The Treasurer is clearly the custodian of the Connecticut Arts Endowment Fund. He is charged with administering, holding and investing such fund. Thus, this Fund is a "trust fund" within the meaning of Conn. Gen. Stat. § 3-13c. Therefore, it may be incorporated into the global combined investment fund you contemplate within the limitations set forth in Conn. Gen. Stat. § § 3-13d(a), 3-31b(a) and 45a-203(a).
IX Commingling Non-retirement and Retirement Trust FundsAs we discussed above in section I, you may commingle non-retirement and retirement trust funds in a combined investment fund. However, if you do so, you must adopt appropriate accounting procedures which enable you to determine the exact interest of each fund so combined. Conn. Gen. Stat. § 3-31b(a).
X Potential Prohibited InvestmentsAs we discussed above in section I, you have a broad range of permissible investment options for a combined investment fund.
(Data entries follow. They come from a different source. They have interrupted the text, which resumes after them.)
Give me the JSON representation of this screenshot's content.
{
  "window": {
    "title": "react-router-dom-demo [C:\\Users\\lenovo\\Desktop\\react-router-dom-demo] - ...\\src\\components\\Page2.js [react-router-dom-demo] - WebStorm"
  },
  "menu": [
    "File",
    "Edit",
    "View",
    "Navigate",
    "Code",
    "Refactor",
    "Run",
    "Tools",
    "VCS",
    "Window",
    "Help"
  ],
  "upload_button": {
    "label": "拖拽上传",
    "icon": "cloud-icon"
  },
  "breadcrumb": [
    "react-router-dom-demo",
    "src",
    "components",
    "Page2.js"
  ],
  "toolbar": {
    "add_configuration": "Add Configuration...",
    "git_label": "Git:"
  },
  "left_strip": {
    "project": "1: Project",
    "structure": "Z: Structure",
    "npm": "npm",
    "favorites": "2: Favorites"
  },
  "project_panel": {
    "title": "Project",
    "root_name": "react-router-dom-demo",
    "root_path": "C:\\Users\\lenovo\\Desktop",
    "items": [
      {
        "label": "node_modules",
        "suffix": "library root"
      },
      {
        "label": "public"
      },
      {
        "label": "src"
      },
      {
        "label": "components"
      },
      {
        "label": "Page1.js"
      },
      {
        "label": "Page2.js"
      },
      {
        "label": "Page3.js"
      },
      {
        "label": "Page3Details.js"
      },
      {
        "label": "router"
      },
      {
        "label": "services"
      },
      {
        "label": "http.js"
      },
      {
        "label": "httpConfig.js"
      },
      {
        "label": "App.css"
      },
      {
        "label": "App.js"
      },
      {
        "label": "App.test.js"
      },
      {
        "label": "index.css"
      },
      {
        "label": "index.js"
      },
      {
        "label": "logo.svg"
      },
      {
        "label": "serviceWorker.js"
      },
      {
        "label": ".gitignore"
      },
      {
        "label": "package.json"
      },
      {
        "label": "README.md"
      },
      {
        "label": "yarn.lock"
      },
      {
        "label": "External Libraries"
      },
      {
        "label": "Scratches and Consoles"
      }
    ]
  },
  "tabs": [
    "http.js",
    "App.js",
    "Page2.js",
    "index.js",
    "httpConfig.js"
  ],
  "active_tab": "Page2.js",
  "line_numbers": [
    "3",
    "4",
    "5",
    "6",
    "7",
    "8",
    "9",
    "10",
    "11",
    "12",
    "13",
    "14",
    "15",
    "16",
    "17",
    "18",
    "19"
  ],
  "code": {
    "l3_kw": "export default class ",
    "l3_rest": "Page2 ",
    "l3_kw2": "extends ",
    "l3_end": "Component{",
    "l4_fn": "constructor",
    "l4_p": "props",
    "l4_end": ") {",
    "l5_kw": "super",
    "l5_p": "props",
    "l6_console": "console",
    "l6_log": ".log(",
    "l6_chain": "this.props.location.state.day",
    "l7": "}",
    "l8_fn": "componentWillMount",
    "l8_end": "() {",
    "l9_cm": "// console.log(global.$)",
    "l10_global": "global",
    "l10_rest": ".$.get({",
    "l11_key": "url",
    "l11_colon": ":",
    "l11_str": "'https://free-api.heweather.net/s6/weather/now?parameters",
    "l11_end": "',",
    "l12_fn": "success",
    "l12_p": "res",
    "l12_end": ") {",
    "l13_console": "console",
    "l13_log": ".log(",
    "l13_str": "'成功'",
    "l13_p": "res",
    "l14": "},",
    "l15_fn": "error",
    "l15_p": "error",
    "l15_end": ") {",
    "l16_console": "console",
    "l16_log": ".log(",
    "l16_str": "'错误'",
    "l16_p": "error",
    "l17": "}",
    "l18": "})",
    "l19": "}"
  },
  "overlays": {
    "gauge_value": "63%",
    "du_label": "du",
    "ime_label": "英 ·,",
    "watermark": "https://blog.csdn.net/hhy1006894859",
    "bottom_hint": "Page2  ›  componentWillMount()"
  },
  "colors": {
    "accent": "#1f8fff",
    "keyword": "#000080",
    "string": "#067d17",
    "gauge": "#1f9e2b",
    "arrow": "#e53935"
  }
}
See Conn. Gen. Stat. § § 3-13d, 36b-3(13) and 45a-203(a). You have asked whether there are any potential investments which you may not utilize when you establish the proposed global combined investment fund. Because this question essentially asks us to speculate and to consider hypothetical, unidentified investments, we cannot provide you with an answer to this question. See, e.g., 85 Op. of Atty. Gen. 284, 290 (#85-77) (Nov. 21, 1985 opinion to Eliot J. Dober). However, if you have a particular type of investment in mind which you are uncertain is proper under the statutory provisions we discussed in section I above, you may direct a specific inquiry in that regard to this office.Endnote 13
We trust the foregoing addresses your concerns related to the establishment of a global combined investment fund for state retirement funds and the seven specified non-retirement funds. Only the Agricultural College Fund has investment restrictions but each of the seven trust funds is eligible for investment in such combined fund and the type of investments you select must meet the terms of Conn. Gen. Stat. § § 3-13d(a), 3-31b(a) and 45a-203(a).
Very truly yours,
William J. Prensky
Assistant Attorney General